The commitment to safety across an organization comes from the top down. However, regardless of the safety mandate (or culture, vision – call it what you will) that a company commits to, success hinges heavily on the attitude toward safety that we form in our home, from a young age, that follows us along to work.
I came from a small town, where I lived on the outskirts – a place where everyone knew everyone and worry wasn’t a word in my vocabulary.
If you’re of a certain age, and from a certain place, you’ll remember a time where “safety” meant something entirely different that it does today. Safety meant sitting, not standing up on the bed of the half tonne truck when it was moving. Helmets were reserved for motorized vehicles only, and just sometimes.
Safety was, for the most part, a choose your own adventure exercise. I still refer to those days as being “good old” – but that’s only because we got away with whatever rules we were breaking without too many scrapes and bruises.
In those days, you may recall, “if it wasn’t broke, then you didn’t need to fix it.” But boy, if something was broken, you could bet your bottom dollar that you were going to fix it – after all, money didn’t grow on trees.
What my younger self would have certainly believed did grow on trees, was duct tape. The silver rolls of magic adhesive seemed to be around no matter where we were, and it was the solution for whatever needed to be “fixed”.
I have vivid memories of my father picking at the tape where it had stuck to the roll, ripping a piece off, and then tearing it with his teeth. Then he would tap the tape into place, and smooth it one last time before nodding his head with satisfaction – declaring with a nod, “that’ll hold”.
Now, if whatever was broken belonged to me, I would want to know for just how long, exactly?
So my question to my father would be, “till when, Dad”? To which he would answer with a wink and a smile, “until it doesn’t”.
If you’ve heard me speak of my father, you will know that it was him who hung the moon – my faith in his ability to protect me and fix things was unshakable – still is.

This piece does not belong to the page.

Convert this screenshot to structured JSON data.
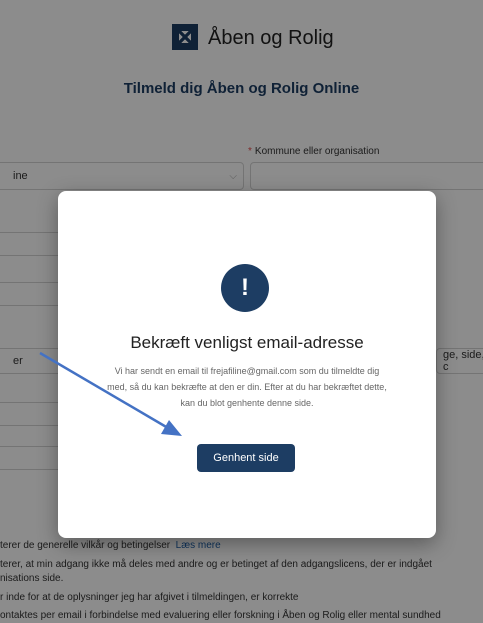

I look back fondly on these memories; and I also look at these memories as metaphors in life. I have the ability to parlay just about anything into a safety message.
So today I ask you to consider your life, your surroundings, your tools and household items, even your relationships.

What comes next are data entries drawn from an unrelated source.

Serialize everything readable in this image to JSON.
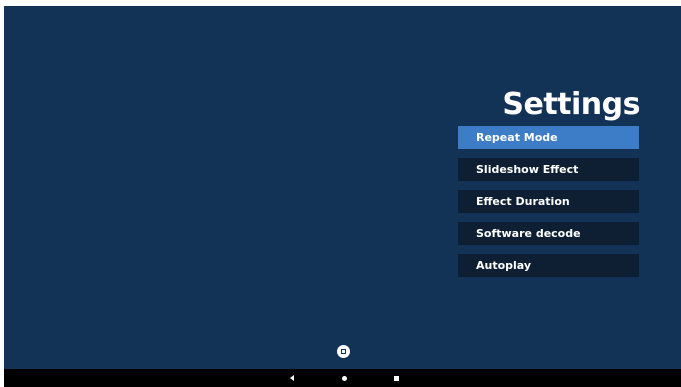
{
  "screen": {
    "background_color": "#123256"
  },
  "settings": {
    "title": "Settings",
    "items": [
      {
        "label": "Repeat Mode",
        "selected": true
      },
      {
        "label": "Slideshow Effect",
        "selected": false
      },
      {
        "label": "Effect Duration",
        "selected": false
      },
      {
        "label": "Software decode",
        "selected": false
      },
      {
        "label": "Autoplay",
        "selected": false
      }
    ],
    "selected_color": "#3d7cc6",
    "item_color": "#0e1f33"
  },
  "floating_button": {
    "icon": "square-in-circle-icon"
  },
  "nav_bar": {
    "back_icon": "back-triangle-icon",
    "home_icon": "home-circle-icon",
    "recent_icon": "recent-apps-square-icon"
  }
}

What have you “patched up” that should really be replaced?
What issues within yourself or with others have you been allowing to hang on for too long, hoping they might just fix themselves?
What conversations that you know you need to have, with yourself or someone else, have you been putting off, hoping someone else does the heavy lifting for you?

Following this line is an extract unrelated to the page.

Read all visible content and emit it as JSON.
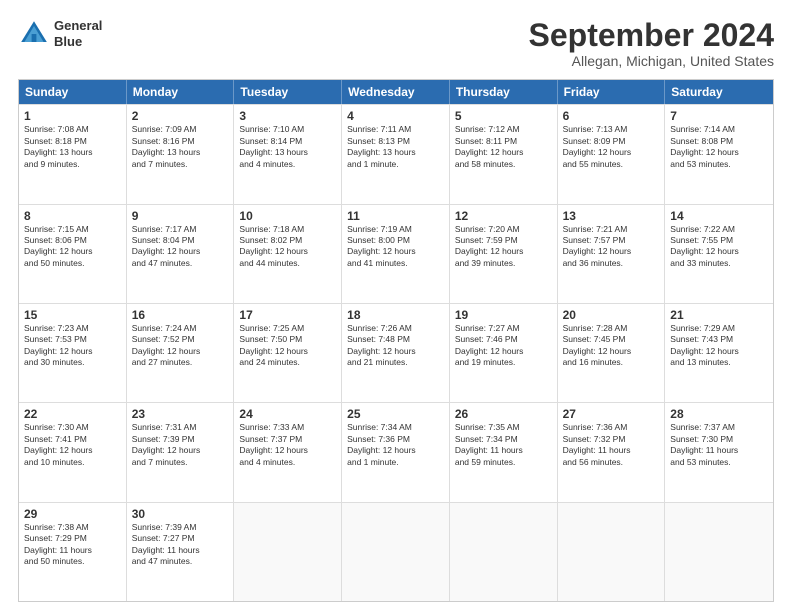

What’s your “it’ll hold”?
I challenge you to ask yourself that question, because while duct tape may be considered the ultimate fix – the fact of the matter is that just like everything else in our lives that needs fixing’…
“It’ll hold….but only til it doesn’t”.